%%

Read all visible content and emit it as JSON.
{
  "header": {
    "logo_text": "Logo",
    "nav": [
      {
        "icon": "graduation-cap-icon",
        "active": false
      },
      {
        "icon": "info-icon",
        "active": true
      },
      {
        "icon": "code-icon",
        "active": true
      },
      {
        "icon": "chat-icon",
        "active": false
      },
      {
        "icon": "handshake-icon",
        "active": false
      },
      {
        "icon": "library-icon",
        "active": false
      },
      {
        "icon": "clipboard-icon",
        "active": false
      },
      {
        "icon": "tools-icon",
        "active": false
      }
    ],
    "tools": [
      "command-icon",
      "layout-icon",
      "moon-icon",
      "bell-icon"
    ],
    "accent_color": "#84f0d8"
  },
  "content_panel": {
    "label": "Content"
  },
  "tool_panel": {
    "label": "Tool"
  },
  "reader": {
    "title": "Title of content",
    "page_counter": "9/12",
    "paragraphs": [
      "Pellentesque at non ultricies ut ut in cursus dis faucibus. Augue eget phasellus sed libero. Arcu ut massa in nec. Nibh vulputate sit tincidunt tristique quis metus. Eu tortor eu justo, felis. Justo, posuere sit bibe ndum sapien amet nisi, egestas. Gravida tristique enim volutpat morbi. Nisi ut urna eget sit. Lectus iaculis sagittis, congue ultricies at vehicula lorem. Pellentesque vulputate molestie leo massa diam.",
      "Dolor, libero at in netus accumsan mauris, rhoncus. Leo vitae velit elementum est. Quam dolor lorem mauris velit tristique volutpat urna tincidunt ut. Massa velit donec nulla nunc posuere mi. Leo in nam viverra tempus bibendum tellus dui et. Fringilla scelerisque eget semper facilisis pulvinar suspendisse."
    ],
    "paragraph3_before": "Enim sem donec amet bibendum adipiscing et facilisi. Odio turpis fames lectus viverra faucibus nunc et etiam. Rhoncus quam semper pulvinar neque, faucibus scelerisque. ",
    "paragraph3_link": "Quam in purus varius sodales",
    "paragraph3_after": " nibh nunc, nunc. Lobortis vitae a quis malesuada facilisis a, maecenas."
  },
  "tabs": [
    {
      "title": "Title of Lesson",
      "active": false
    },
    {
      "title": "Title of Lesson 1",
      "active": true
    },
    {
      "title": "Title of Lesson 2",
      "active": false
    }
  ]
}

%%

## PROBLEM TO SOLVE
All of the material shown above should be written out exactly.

## EXPECTED OUTPUT
Read all visible content and emit it as JSON.
{
  "header": {
    "logo_text": "Logo",
    "nav": [
      {
        "icon": "graduation-cap-icon",
        "active": false
      },
      {
        "icon": "info-icon",
        "active": true
      },
      {
        "icon": "code-icon",
        "active": true
      },
      {
        "icon": "chat-icon",
        "active": false
      },
      {
        "icon": "handshake-icon",
        "active": false
      },
      {
        "icon": "library-icon",
        "active": false
      },
      {
        "icon": "clipboard-icon",
        "active": false
      },
      {
        "icon": "tools-icon",
        "active": false
      }
    ],
    "tools": [
      "command-icon",
      "layout-icon",
      "moon-icon",
      "bell-icon"
    ],
    "accent_color": "#84f0d8"
  },
  "content_panel": {
    "label": "Content"
  },
  "tool_panel": {
    "label": "Tool"
  },
  "reader": {
    "title": "Title of content",
    "page_counter": "9/12",
    "paragraphs": [
      "Pellentesque at non ultricies ut ut in cursus dis faucibus. Augue eget phasellus sed libero. Arcu ut massa in nec. Nibh vulputate sit tincidunt tristique quis metus. Eu tortor eu justo, felis. Justo, posuere sit bibe ndum sapien amet nisi, egestas. Gravida tristique enim volutpat morbi. Nisi ut urna eget sit. Lectus iaculis sagittis, congue ultricies at vehicula lorem. Pellentesque vulputate molestie leo massa diam.",
      "Dolor, libero at in netus accumsan mauris, rhoncus. Leo vitae velit elementum est. Quam dolor lorem mauris velit tristique volutpat urna tincidunt ut. Massa velit donec nulla nunc posuere mi. Leo in nam viverra tempus bibendum tellus dui et. Fringilla scelerisque eget semper facilisis pulvinar suspendisse."
    ],
    "paragraph3_before": "Enim sem donec amet bibendum adipiscing et facilisi. Odio turpis fames lectus viverra faucibus nunc et etiam. Rhoncus quam semper pulvinar neque, faucibus scelerisque. ",
    "paragraph3_link": "Quam in purus varius sodales",
    "paragraph3_after": " nibh nunc, nunc. Lobortis vitae a quis malesuada facilisis a, maecenas."
  },
  "tabs": [
    {
      "title": "Title of Lesson",
      "active": false
    },
    {
      "title": "Title of Lesson 1",
      "active": true
    },
    {
      "title": "Title of Lesson 2",
      "active": false
    }
  ]
}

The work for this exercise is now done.